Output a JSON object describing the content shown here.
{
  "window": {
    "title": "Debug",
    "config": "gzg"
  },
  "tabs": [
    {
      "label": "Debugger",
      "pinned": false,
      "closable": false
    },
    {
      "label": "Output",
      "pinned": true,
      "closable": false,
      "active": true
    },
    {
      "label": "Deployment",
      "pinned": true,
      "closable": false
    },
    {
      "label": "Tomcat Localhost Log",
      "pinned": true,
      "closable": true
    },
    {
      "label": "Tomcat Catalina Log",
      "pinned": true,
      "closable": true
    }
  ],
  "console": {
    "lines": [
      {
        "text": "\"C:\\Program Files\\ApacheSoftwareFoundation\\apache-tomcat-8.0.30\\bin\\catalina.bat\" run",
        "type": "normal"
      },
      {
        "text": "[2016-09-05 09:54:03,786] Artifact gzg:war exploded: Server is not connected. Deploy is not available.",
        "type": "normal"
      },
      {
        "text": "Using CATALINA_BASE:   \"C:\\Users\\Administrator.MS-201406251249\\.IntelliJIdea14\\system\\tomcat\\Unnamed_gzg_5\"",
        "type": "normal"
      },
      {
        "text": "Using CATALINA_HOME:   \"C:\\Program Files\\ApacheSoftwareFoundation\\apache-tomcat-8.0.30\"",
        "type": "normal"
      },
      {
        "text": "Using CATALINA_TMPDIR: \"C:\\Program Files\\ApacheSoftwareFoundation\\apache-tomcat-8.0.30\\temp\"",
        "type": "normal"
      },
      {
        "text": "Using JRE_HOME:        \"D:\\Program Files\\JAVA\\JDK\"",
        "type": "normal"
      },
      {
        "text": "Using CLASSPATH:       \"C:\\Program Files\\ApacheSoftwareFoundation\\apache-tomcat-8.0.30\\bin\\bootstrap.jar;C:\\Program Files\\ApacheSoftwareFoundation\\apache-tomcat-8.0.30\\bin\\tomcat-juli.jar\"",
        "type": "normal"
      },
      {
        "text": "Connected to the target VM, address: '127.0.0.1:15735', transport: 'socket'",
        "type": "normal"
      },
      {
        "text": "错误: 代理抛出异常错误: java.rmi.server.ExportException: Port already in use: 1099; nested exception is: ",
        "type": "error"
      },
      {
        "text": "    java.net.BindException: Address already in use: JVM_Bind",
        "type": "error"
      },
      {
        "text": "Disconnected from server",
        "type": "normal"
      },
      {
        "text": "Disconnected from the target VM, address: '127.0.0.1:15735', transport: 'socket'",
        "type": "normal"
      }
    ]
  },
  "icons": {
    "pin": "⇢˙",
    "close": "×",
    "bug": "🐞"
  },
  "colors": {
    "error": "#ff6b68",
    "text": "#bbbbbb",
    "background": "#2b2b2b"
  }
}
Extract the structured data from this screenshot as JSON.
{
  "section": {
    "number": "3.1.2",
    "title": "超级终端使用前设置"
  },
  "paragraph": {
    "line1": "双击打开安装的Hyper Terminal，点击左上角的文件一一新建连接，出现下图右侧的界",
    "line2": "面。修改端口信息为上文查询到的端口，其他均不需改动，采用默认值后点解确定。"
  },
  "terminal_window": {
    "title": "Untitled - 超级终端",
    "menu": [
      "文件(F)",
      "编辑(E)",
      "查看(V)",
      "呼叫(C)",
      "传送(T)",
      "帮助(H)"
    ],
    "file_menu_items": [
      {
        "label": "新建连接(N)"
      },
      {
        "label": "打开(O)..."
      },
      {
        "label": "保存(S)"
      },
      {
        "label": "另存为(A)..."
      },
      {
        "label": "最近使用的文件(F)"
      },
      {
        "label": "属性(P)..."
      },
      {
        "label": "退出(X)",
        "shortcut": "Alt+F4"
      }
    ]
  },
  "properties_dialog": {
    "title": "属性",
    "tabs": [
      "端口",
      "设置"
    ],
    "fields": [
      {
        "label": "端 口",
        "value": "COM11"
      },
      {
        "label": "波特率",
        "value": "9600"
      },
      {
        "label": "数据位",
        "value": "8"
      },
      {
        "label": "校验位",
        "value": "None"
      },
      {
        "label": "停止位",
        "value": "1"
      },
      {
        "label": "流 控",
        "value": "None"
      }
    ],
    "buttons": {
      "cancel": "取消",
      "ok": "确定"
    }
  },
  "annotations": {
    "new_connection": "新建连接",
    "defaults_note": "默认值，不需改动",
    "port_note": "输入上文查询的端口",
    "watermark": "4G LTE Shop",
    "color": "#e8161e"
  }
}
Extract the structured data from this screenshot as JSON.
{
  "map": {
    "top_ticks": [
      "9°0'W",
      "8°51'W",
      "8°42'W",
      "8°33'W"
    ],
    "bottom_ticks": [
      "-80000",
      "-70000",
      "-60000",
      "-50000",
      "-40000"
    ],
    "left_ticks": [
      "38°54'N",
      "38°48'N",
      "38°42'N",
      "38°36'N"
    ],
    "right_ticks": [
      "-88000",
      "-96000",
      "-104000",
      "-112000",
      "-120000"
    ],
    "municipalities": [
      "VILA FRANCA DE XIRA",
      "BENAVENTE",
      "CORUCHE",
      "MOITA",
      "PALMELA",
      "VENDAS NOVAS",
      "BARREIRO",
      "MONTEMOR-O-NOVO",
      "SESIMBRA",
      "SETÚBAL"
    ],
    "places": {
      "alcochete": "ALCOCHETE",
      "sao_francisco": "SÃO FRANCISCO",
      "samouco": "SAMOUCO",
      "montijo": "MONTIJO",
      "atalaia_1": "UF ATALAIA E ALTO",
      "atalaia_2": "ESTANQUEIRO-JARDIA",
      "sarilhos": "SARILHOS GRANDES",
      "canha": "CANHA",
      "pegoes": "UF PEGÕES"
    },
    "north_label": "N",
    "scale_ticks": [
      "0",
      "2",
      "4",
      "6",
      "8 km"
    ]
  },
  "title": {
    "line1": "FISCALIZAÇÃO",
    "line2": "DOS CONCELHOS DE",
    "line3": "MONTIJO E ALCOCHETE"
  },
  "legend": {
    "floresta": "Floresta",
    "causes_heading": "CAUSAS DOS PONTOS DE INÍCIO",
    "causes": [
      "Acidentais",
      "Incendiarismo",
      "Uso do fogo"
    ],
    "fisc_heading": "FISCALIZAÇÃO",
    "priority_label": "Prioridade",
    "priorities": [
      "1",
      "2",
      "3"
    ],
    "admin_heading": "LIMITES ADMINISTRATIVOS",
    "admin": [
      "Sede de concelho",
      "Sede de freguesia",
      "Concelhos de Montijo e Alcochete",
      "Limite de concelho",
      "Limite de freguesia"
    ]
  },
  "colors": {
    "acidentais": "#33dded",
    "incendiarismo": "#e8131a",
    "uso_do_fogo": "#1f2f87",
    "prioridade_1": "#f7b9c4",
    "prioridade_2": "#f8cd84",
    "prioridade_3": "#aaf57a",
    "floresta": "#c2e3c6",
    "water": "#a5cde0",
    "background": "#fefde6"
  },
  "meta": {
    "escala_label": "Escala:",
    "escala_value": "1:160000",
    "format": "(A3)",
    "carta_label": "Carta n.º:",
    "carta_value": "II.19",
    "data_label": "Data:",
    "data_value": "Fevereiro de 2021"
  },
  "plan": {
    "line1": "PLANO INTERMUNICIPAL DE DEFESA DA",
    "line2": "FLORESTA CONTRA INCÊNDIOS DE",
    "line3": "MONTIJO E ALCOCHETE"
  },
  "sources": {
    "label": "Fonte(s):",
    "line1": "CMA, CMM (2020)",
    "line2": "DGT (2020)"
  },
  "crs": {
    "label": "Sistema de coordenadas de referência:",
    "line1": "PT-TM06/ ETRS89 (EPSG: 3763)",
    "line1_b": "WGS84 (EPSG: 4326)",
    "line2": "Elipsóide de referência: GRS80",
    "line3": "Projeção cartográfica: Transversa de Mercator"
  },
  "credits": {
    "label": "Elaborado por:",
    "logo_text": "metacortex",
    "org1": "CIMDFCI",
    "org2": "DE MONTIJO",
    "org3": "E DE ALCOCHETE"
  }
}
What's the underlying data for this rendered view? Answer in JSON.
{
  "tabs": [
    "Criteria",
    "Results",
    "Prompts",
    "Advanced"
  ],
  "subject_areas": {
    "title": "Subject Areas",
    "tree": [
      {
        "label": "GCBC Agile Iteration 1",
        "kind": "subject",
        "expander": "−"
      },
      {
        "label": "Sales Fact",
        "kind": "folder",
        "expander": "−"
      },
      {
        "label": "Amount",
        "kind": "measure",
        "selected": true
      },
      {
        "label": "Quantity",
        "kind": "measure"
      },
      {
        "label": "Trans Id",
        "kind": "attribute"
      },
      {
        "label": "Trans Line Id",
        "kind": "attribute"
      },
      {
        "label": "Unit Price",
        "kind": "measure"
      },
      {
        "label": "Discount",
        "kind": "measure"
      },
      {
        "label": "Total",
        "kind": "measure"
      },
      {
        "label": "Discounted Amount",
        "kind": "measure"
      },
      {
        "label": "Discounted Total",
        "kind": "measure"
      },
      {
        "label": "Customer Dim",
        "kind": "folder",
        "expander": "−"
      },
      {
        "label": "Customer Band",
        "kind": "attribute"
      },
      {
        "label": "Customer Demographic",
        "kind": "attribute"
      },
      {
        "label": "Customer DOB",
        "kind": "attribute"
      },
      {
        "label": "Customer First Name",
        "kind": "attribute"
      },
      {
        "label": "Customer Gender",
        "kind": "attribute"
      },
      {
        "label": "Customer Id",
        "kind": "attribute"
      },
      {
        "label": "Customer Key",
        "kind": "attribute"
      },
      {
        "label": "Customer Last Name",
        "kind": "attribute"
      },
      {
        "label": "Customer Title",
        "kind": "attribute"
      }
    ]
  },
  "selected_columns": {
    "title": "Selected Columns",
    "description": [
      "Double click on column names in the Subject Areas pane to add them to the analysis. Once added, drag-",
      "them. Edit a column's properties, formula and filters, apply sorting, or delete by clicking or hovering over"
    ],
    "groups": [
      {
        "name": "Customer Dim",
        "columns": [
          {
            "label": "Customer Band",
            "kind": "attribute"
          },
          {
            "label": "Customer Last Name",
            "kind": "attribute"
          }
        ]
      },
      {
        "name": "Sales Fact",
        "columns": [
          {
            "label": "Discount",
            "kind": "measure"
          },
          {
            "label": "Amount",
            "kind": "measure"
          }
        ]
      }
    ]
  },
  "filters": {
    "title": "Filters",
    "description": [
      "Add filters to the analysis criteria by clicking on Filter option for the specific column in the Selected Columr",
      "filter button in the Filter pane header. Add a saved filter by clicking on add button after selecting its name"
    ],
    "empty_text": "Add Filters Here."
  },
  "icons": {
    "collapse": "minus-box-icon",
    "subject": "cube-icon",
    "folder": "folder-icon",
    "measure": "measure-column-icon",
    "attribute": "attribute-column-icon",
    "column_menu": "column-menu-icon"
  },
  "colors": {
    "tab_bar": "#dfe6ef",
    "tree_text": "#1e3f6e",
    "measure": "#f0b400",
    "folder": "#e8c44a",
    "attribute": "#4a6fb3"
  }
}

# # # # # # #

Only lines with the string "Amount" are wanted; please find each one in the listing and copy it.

        "label": "Amount",
        "label": "Discounted Amount",
            "label": "Amount",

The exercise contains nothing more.